Bibby agrees that a dozen cases might not appear to be a massive number, but he points out that the upcoming cases are all post-N2. “The fact that it’s taken 20 months to get to the first market abuse case suggests businesses and individuals caught up in allegations of market abuse have not been prepared to settle the case at an early stage and have put the FSA to proof in relation to their allegations,” he says. “In normal disciplinary cases you’ll get so far and a firm will look at it and say ‘Yes, you have me bang to rights’, but they’ve not given the FSA an easy ride on market abuse.”

To rewind back to pre-N2 days, there were frequent clashes between lawyers and Sir Howard about the perceived failings of his Rod Fletcher, Russell Jones & Walker

new regime. “It’s like Lenin’s 1922 Civil Code,” quipped Paul Nelson, a financial regulation and capital markets partner at Linklaters, last year. “Everything’s prohibited unless expressly permitted.” In turn, Sir Howard attacked lawyers for stoking up concerns in the business community about the new regime and the “high-priced, high-octane nonsense emanating from well-paid lawyers”.

Last year, Gleeson told The Lawyer that the main problem was “actually a failure of basic intelligence by the draftsmen, who wrote the legislation on the proposition that it would be possible to establish ordinary market practice without giving any thought as to how that trick might actually be done”.

As a result, compliance-conscious companies have sought the advice of lawyers and in the absence of a clear steer from the FSA, have felt obliged to do what lawyers do when in doubt and err on the side of caution.
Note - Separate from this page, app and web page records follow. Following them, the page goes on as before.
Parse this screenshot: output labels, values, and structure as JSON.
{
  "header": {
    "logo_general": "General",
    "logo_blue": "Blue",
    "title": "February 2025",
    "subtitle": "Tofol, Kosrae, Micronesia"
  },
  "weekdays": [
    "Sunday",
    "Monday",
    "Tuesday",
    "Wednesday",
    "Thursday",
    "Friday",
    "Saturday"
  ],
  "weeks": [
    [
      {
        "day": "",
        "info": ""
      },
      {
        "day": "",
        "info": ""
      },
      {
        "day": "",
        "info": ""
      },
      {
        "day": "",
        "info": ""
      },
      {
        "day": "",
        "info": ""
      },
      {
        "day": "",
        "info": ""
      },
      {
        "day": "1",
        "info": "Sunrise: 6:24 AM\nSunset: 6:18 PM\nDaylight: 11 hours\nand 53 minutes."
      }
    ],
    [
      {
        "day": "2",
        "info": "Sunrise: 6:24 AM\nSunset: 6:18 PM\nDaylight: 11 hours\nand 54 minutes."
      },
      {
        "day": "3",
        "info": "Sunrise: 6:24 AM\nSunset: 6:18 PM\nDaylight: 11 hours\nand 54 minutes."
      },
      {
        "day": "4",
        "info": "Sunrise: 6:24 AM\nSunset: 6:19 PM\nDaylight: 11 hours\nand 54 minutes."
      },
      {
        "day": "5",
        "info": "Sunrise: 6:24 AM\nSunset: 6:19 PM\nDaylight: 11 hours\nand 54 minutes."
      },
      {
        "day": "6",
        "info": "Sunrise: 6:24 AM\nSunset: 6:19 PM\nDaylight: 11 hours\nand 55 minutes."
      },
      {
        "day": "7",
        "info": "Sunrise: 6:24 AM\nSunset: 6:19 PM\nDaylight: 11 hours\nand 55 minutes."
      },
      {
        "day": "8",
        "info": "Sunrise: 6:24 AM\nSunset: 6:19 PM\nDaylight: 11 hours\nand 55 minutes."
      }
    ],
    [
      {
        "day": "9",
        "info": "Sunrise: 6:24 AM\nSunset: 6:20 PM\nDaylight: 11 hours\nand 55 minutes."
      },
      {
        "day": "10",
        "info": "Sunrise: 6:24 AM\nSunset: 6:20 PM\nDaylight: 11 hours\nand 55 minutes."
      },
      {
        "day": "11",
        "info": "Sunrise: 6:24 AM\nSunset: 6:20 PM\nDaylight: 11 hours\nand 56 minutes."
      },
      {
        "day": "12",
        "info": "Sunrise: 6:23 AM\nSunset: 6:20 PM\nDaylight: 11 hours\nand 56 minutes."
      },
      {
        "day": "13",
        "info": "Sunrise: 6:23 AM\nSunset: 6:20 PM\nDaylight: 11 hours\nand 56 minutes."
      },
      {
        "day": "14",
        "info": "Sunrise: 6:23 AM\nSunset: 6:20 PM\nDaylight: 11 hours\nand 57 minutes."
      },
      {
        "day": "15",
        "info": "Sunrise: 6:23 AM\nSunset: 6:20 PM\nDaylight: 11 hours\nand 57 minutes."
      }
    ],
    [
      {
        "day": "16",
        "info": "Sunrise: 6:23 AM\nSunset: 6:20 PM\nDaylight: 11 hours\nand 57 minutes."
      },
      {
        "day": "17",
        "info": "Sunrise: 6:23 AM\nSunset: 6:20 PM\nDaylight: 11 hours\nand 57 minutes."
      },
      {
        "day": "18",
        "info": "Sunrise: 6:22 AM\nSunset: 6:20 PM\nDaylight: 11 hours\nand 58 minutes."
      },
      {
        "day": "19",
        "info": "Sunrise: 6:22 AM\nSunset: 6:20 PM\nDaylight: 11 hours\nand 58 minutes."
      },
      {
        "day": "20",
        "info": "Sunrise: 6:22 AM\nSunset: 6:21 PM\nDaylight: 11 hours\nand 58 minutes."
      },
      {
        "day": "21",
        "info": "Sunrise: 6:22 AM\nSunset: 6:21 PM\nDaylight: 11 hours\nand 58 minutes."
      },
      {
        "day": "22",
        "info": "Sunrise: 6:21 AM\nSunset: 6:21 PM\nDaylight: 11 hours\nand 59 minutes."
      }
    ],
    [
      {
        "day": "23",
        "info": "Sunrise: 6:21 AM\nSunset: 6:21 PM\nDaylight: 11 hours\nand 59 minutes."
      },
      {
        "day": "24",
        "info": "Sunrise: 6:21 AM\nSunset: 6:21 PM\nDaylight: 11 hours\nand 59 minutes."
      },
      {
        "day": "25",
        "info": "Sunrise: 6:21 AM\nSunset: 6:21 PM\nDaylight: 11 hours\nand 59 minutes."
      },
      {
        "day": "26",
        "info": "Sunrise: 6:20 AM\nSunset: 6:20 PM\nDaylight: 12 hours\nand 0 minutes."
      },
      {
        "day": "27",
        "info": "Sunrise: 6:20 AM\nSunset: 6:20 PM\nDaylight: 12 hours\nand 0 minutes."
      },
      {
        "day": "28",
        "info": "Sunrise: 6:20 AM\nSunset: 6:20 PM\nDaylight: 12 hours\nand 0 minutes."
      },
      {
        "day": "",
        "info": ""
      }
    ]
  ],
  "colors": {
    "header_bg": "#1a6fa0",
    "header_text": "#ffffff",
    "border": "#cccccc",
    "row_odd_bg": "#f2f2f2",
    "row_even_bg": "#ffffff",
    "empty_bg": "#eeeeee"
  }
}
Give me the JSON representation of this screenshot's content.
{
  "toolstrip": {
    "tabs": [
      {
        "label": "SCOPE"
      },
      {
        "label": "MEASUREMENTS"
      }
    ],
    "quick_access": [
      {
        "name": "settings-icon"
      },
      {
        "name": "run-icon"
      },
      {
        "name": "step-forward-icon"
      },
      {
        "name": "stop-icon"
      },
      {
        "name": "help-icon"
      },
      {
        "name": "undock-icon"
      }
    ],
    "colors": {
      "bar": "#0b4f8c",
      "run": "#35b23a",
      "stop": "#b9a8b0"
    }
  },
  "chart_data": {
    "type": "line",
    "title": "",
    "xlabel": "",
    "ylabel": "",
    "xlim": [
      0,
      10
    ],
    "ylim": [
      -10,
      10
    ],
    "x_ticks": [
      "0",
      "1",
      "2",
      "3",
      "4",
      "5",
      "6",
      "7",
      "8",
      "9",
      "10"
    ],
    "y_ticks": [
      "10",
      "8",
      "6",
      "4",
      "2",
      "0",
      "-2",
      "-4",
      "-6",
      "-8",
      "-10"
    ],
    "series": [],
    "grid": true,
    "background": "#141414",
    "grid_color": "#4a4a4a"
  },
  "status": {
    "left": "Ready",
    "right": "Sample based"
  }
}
As Sir Howard said last year, this has led to “overblown fears of inadvertent market abuse”.

Gleeson believes that one reason for the FSA’s slow start is that the regulator and the industry have managed to plunge themselves into “a vicious spiral”. Industry was arguing that the commencement of proceedings by the FSA would, if publicised, be taken as a finding of guilt. “This is correct and therefore they wanted to make representations at the stage before the proceedings were to be commenced,” he says. “Then the FSA decided what they had to do was move one stage back further still, to the point at which they had to decide whether or not to bring pre-proceedings. And so the industry thought if they were going to do that, they wanted to make representations there.

“So what they got into at one point was the vicious cycle, and as fast as the industry got the power to make representations, the FSA had to set up a procedure that had to happen before that,” Gleeson adds. It is these procedural hurdles that could well have held things up for the FSA. He says that it is difficult to criticise the FSA for the length of time for the first batch of cases, but what will be more interesting will be how long subsequent cases take to go through. “If it’s still taking two years this time next year that will be very troubling,” he says.

Charles Evans, a partner in Norton Rose‘s commercial litigation department, was sceptical about the new regime prior to N2. “Anxious was probably a nice way of putting it,” he says. “I’m not sure that those anxieties have come to pass, but, of course, they are yet to be tested and maybe the ‘dirty dozen’ will be an indication.”

Gleeson observes that the watchdog cannot afford to lose too many of the forthcoming legal actions. “If they do anything else other than win, the danger is that their exciting and cherished market abuse regime will go the way of the old insider dealing regime,” he says. As Fletcher points out, it remains to be seen whether all 12 of the forthcoming cases will go public. “Depending on the nature of the investigations, they could actually settle or not go public,” he says. “It might not be the ‘dirty dozen’, so much as the ‘terrible trio'”. And that does not have quite the same ring.